Exercise prompt:
The answer must restate every entry exactly as it appears.

--- Material for this exercise ---

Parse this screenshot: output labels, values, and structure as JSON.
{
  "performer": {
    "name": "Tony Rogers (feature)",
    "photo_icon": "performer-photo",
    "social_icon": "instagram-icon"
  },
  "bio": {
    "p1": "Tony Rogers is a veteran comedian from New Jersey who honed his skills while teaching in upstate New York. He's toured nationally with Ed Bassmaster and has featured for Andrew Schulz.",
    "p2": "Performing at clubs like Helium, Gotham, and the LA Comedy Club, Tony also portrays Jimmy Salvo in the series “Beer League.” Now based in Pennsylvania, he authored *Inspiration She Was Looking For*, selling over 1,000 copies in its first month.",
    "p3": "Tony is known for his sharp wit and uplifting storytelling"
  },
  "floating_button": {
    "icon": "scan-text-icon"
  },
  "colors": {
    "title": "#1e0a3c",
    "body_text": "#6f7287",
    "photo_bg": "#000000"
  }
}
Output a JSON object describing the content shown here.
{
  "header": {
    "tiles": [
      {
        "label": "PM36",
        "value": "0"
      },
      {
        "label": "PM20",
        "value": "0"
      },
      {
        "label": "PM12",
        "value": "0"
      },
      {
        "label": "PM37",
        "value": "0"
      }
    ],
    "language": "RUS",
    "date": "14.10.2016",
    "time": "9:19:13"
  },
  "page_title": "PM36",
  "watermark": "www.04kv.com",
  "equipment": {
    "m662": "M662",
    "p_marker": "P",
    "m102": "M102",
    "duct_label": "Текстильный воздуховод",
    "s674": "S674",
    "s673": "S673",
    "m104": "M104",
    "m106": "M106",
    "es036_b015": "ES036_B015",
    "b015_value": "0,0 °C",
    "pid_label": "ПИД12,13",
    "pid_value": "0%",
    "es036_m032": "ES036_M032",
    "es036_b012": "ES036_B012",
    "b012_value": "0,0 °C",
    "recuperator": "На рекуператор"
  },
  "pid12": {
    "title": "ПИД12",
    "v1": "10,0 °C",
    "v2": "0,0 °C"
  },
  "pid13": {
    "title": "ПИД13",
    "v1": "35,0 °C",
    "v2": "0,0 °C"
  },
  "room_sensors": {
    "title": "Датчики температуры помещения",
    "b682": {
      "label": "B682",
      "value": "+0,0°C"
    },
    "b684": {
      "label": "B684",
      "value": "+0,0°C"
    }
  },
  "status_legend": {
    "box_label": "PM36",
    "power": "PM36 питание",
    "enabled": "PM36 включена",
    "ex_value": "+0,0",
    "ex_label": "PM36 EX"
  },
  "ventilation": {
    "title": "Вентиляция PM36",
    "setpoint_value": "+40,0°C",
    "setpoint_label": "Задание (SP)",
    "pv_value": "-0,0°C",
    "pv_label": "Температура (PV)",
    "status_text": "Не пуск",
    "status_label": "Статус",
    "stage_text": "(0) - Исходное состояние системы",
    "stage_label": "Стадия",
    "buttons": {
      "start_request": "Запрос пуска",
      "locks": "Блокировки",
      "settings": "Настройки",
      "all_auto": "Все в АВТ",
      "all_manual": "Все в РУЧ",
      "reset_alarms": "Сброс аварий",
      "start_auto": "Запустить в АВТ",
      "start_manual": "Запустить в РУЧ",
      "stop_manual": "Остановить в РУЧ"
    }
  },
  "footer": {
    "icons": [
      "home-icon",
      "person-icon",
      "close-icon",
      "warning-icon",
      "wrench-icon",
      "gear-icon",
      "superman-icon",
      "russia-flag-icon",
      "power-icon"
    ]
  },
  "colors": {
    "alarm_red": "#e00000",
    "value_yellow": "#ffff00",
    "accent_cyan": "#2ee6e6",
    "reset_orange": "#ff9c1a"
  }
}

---

Answer space:
Parse this screenshot: output labels, values, and structure as JSON.
{
  "performer": {
    "name": "Tony Rogers (feature)",
    "photo_icon": "performer-photo",
    "social_icon": "instagram-icon"
  },
  "bio": {
    "p1": "Tony Rogers is a veteran comedian from New Jersey who honed his skills while teaching in upstate New York. He's toured nationally with Ed Bassmaster and has featured for Andrew Schulz.",
    "p2": "Performing at clubs like Helium, Gotham, and the LA Comedy Club, Tony also portrays Jimmy Salvo in the series “Beer League.” Now based in Pennsylvania, he authored *Inspiration She Was Looking For*, selling over 1,000 copies in its first month.",
    "p3": "Tony is known for his sharp wit and uplifting storytelling"
  },
  "floating_button": {
    "icon": "scan-text-icon"
  },
  "colors": {
    "title": "#1e0a3c",
    "body_text": "#6f7287",
    "photo_bg": "#000000"
  }
}
Output a JSON object describing the content shown here.
{
  "header": {
    "tiles": [
      {
        "label": "PM36",
        "value": "0"
      },
      {
        "label": "PM20",
        "value": "0"
      },
      {
        "label": "PM12",
        "value": "0"
      },
      {
        "label": "PM37",
        "value": "0"
      }
    ],
    "language": "RUS",
    "date": "14.10.2016",
    "time": "9:19:13"
  },
  "page_title": "PM36",
  "watermark": "www.04kv.com",
  "equipment": {
    "m662": "M662",
    "p_marker": "P",
    "m102": "M102",
    "duct_label": "Текстильный воздуховод",
    "s674": "S674",
    "s673": "S673",
    "m104": "M104",
    "m106": "M106",
    "es036_b015": "ES036_B015",
    "b015_value": "0,0 °C",
    "pid_label": "ПИД12,13",
    "pid_value": "0%",
    "es036_m032": "ES036_M032",
    "es036_b012": "ES036_B012",
    "b012_value": "0,0 °C",
    "recuperator": "На рекуператор"
  },
  "pid12": {
    "title": "ПИД12",
    "v1": "10,0 °C",
    "v2": "0,0 °C"
  },
  "pid13": {
    "title": "ПИД13",
    "v1": "35,0 °C",
    "v2": "0,0 °C"
  },
  "room_sensors": {
    "title": "Датчики температуры помещения",
    "b682": {
      "label": "B682",
      "value": "+0,0°C"
    },
    "b684": {
      "label": "B684",
      "value": "+0,0°C"
    }
  },
  "status_legend": {
    "box_label": "PM36",
    "power": "PM36 питание",
    "enabled": "PM36 включена",
    "ex_value": "+0,0",
    "ex_label": "PM36 EX"
  },
  "ventilation": {
    "title": "Вентиляция PM36",
    "setpoint_value": "+40,0°C",
    "setpoint_label": "Задание (SP)",
    "pv_value": "-0,0°C",
    "pv_label": "Температура (PV)",
    "status_text": "Не пуск",
    "status_label": "Статус",
    "stage_text": "(0) - Исходное состояние системы",
    "stage_label": "Стадия",
    "buttons": {
      "start_request": "Запрос пуска",
      "locks": "Блокировки",
      "settings": "Настройки",
      "all_auto": "Все в АВТ",
      "all_manual": "Все в РУЧ",
      "reset_alarms": "Сброс аварий",
      "start_auto": "Запустить в АВТ",
      "start_manual": "Запустить в РУЧ",
      "stop_manual": "Остановить в РУЧ"
    }
  },
  "footer": {
    "icons": [
      "home-icon",
      "person-icon",
      "close-icon",
      "warning-icon",
      "wrench-icon",
      "gear-icon",
      "superman-icon",
      "russia-flag-icon",
      "power-icon"
    ]
  },
  "colors": {
    "alarm_red": "#e00000",
    "value_yellow": "#ffff00",
    "accent_cyan": "#2ee6e6",
    "reset_orange": "#ff9c1a"
  }
}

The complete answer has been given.